- One essential step in a successful Christian walk is learning to have sensitivity to the instruction of God's Spirit. In Isaiah 30:21 (the key verse for this lesson), we read the promise, "And thine ears shall hear a word behind thee, saying, This is the way, walk ye in it, when ye turn to the right hand, and when ye turn to the left." God will always provide clear guidance. The devil might attempt to confound us, by bringing a number of questions or accusations before us at once, but God deals with us one issue at a time. How careful we must be to pay instant heed to the Spirit! When God speaks, we must obey. When He calls on us to walk a certain path, we must be quick to follow His leading. We must be careful to heed His instructions, for if we do not, His Voice might seem fainter the next time He calls. If we continue to excuse an action He has "checked," to justify questionable behavior, or to pretend we never heard Him, we will eventually deaden our sensitivity to the point where we cannot hear anything from the Spirit. In reference to this thought, study Philippians 2:12 (the last part) and 13. Describe how you think Paul's admonition to the Philippians, in these verses, relates to our sensitivity to the Spirit.
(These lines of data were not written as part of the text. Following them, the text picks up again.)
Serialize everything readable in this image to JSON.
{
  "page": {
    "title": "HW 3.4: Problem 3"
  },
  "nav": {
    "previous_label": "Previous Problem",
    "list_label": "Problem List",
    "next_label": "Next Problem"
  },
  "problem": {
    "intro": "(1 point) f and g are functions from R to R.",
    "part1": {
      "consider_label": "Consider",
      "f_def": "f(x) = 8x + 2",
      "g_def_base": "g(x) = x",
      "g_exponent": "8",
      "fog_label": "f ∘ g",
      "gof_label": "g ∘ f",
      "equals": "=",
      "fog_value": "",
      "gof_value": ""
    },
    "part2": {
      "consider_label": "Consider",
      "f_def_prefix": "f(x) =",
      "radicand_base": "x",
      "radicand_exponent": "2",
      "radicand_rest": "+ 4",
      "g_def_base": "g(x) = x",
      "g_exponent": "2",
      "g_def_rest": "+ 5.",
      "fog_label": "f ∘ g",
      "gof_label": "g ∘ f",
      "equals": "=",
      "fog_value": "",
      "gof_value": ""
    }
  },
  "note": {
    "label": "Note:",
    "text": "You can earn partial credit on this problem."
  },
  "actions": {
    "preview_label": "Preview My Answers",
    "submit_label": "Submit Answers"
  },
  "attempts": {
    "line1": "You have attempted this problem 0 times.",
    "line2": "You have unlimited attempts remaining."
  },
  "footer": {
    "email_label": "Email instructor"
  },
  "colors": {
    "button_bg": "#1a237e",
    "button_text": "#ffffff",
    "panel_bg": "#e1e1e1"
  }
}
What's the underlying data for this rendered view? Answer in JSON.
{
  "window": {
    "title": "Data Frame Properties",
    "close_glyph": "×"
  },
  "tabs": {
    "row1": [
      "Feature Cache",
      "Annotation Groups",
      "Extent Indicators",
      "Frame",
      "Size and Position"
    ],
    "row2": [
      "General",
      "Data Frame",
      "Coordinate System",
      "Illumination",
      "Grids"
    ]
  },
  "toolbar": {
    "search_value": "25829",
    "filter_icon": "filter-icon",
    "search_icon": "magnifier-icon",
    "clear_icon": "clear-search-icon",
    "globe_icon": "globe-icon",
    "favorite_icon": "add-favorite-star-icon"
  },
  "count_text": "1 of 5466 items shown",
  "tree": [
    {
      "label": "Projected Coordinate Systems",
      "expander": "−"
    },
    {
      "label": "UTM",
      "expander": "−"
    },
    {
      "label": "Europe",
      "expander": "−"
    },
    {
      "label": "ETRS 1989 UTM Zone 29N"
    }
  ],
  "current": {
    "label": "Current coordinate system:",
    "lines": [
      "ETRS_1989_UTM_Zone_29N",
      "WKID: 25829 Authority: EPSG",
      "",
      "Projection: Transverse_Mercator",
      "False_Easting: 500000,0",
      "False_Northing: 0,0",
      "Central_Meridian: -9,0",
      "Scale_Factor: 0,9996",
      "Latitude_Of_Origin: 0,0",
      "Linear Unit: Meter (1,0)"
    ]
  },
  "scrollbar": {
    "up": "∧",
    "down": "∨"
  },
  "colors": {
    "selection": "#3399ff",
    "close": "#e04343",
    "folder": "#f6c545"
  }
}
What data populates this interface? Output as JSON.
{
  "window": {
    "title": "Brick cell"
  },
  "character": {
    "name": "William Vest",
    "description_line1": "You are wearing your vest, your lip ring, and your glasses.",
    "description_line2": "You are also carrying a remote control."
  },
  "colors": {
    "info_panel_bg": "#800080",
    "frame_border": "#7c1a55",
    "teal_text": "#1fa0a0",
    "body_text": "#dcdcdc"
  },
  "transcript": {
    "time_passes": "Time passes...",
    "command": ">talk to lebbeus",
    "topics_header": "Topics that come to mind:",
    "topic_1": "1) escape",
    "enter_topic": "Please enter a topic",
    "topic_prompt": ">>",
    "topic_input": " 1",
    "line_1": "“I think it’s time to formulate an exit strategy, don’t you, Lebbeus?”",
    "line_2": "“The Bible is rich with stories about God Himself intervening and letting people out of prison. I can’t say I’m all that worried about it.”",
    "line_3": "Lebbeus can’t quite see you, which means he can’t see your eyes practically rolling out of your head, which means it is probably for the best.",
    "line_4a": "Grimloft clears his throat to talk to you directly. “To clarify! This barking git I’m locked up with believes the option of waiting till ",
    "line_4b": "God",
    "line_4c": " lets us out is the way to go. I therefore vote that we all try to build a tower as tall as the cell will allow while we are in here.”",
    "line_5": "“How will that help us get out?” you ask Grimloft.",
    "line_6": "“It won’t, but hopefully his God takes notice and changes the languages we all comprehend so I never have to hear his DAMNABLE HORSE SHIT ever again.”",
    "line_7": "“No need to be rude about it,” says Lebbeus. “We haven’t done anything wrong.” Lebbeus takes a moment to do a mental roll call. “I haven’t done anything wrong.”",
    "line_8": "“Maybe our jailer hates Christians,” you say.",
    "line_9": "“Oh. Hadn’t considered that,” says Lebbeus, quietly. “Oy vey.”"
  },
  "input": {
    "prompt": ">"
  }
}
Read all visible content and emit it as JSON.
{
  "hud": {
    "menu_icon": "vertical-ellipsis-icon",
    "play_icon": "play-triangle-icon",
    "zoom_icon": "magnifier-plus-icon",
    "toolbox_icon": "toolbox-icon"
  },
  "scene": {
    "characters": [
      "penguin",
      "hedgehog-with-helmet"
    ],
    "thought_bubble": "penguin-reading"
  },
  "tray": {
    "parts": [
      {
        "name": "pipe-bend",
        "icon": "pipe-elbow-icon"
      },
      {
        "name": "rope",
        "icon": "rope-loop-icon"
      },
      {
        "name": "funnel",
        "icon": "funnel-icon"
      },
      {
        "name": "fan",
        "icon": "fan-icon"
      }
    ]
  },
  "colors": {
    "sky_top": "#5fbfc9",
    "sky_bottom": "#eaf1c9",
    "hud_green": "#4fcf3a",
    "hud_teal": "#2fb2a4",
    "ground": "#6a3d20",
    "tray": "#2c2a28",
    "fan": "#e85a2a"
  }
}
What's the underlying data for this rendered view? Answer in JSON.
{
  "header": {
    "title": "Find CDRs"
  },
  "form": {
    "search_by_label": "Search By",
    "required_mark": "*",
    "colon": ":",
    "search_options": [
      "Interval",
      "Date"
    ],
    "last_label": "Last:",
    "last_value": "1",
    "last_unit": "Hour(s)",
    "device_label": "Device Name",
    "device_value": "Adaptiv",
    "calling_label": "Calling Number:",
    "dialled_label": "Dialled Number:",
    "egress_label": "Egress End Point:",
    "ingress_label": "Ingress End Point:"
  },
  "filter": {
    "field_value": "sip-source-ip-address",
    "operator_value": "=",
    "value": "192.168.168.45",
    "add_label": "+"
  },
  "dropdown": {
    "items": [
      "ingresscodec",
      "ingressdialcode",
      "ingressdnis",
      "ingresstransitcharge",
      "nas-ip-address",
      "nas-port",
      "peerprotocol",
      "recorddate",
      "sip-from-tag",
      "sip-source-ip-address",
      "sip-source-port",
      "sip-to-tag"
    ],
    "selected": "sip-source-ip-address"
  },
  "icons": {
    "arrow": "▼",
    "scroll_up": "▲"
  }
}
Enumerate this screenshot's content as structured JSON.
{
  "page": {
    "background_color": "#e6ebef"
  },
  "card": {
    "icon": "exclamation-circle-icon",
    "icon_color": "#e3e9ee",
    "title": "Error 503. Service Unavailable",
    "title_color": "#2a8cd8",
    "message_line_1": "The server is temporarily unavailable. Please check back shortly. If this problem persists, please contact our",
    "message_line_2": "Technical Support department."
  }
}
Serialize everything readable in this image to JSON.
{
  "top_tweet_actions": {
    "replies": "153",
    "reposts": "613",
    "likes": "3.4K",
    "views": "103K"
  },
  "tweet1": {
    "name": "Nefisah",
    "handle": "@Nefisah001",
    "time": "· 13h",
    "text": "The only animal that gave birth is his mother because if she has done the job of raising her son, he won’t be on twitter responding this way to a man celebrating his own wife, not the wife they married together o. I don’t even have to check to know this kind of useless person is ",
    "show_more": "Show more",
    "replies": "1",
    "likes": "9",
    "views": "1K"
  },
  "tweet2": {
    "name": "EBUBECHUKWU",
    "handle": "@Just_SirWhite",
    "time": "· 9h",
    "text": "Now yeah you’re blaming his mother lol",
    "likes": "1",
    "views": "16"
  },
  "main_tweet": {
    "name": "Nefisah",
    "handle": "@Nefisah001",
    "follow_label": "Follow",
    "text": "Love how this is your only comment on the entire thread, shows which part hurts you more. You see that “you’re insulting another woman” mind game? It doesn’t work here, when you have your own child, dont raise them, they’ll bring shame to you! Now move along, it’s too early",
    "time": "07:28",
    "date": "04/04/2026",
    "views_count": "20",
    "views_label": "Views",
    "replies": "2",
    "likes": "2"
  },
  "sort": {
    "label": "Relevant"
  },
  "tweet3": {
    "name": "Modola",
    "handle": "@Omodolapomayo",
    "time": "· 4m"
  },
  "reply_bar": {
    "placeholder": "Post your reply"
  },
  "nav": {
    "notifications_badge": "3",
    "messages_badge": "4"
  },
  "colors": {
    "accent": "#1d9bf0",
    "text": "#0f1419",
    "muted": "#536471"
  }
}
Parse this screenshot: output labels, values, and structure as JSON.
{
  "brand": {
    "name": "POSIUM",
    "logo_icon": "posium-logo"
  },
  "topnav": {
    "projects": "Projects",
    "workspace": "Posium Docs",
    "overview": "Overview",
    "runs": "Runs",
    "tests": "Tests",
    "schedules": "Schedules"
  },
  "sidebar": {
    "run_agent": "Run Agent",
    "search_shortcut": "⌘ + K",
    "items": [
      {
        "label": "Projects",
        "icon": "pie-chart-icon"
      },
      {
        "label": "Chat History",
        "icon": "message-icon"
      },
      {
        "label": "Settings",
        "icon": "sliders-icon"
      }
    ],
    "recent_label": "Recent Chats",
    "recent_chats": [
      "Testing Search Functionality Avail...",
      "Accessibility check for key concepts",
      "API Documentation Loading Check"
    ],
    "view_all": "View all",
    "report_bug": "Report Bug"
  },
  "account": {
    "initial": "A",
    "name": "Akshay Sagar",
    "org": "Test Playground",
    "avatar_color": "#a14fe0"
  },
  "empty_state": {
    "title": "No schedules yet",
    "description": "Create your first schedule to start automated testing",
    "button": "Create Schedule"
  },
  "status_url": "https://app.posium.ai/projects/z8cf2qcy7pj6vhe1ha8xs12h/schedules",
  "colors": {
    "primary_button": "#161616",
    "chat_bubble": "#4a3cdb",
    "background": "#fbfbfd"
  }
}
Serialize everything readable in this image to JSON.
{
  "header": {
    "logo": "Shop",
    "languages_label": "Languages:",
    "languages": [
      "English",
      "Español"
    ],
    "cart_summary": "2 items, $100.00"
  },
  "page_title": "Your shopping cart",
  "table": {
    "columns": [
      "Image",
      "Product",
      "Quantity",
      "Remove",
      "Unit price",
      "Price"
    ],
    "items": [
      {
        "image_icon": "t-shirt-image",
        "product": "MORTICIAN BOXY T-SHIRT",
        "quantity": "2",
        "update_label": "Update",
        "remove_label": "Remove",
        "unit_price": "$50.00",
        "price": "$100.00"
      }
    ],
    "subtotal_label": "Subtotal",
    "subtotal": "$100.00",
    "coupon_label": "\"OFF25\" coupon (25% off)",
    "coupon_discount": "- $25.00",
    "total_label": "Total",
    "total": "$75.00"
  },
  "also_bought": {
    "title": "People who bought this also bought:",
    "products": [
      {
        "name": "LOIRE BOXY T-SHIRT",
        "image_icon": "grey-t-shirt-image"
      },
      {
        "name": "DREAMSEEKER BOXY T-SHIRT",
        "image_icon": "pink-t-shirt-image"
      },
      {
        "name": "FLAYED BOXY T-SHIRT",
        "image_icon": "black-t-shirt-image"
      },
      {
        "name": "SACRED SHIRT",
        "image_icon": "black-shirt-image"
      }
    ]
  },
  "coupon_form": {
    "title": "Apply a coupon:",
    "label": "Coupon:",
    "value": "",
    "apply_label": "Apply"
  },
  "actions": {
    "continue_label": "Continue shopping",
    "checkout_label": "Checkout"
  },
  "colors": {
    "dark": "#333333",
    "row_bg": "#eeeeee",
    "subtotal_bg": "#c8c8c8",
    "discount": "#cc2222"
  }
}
- The Christian walk requires discipline, commitment, and perseverance to reach the Goal. At the end of his Christian journey, the Apostle Paul was able to say, "I have fought a good fight, I have finished my course, I have kept the faith: Henceforth there is laid up for me a crown of righteousness" (2 Timothy 4:7). He goes on to say that this crown is not for him only, but for all who love Christ's appearing. What other benefits come as we align our Christian walk with God's Word and seek to please Him?
1 John 1:7